New research suggests that masks can impact social functioning. The study, published in PLOS One, found that masks diminish people’s ability to accurately identify facial expressions.
Face masks have been widely adopted in an effort to slow the spread of COVID-19, but little is known about the psychological consequences of this development.
“Emotional expressions play a crucial role when we interact with others. Because what others say and do can be quite ambiguous, their emotions can help us to better understand what they intend or mean,” said lead researcher Felix Grundmann, a PhD candidate at the Social and Organizational Psychology department of the University of Groningen.
“Given that face masks cover a large part of the face, we wondered what effect they would have on our ability to recognize emotions and on our social interactions more generally. Ever since the introduction of face masks on a global scale, people have voiced concerns regarding their psychological side effects.”

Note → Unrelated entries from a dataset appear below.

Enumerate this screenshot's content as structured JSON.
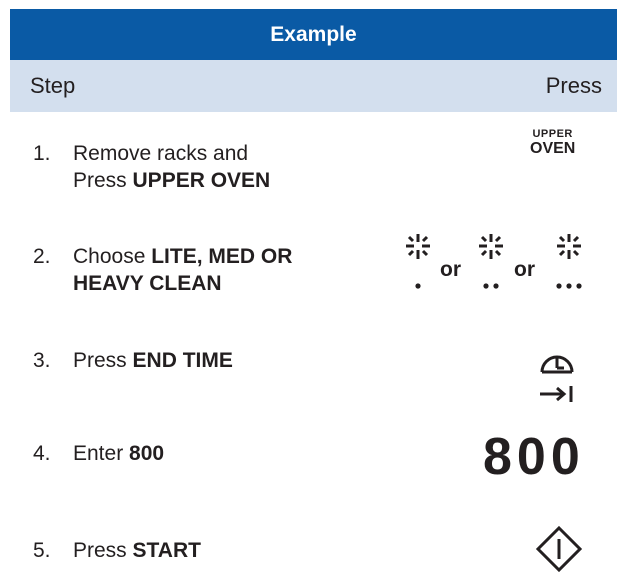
{
  "header": {
    "title": "Example"
  },
  "columns": {
    "step": "Step",
    "press": "Press"
  },
  "steps": [
    {
      "num": "1.",
      "text_a": "Remove racks and",
      "text_b": "Press ",
      "bold": "UPPER OVEN"
    },
    {
      "num": "2.",
      "text_a": "Choose ",
      "bold_a": "LITE, MED OR",
      "bold_b": "HEAVY CLEAN"
    },
    {
      "num": "3.",
      "text_a": "Press ",
      "bold": "END TIME"
    },
    {
      "num": "4.",
      "text_a": "Enter ",
      "bold": "800"
    },
    {
      "num": "5.",
      "text_a": "Press ",
      "bold": "START"
    }
  ],
  "keys": {
    "upper_oven_line1": "UPPER",
    "upper_oven_line2": "OVEN",
    "or_label": "or",
    "display_800": "800"
  },
  "icons": {
    "clean_levels": [
      "clean-lite-icon",
      "clean-med-icon",
      "clean-heavy-icon"
    ],
    "end_time": "end-time-icon",
    "start": "start-icon"
  },
  "colors": {
    "header_bg": "#0a5aa5",
    "subheader_bg": "#d3dfee",
    "text": "#231f20"
  }
}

In the study, 191 German adults completed an emotion-recognition task in which they were shown portrait photographs of human faces and asked to indicate whether the expressed emotion was neutral, surprised, proud, amused, happy, fearful, angry, sad, or disgusted. The participants also rated the extent to which they deemed each person trustworthy, likable, and close to them.
The participants were randomly assigned to view either masked or unmasked faces during the task.
The researchers found that those in the mask condition tended to have significantly worse emotion-recognition accuracy. Emotion-recognition accuracy dropped from 69.9% in the unmasked condition to 48.9% in the masked condition.
“Our results indicate that face masks may make it harder for us to accurately detect other people’s emotions. In some situations, they may also reduce how close we feel to another person. Yet, they do not seem to affect how trustworthy or likable we find someone,” Grundmann told PsyPost.
The researchers also found evidence that masks buffered the negative effects of expressing negative emotions. Negative emotional expressions such as anger were associated with lower ratings of trustworthiness, likability, and closeness. But masks weakened the effect of negative emotional expressions on these social judgments. In other words, angry masked faces tended to be rated as more trustworthy, likable, and close compared to unmasked angry faces.
“A limitation of our study and other related studies on this topic pertains to how emotion-recognition accuracy was examined,” Grundmann noted. “In our study, we used pictures of people expressing different emotions. However, outside the laboratory, emotion expressions are not picture-like. It is thus not clear whether our results also hold true for more realistic emotion expressions.”
“Even though face masks may negatively impact our social interactions by reducing emotion-recognition accuracy and perceptions of closeness, their value and usefulness need to be evaluated in light of their tremendous medical benefits,” Grundmann added.
The study, “Face masks reduce emotion-recognition accuracy and perceived closeness“, was authored by Felix Grundmann, Kai Epstude, and Susanne Scheibe.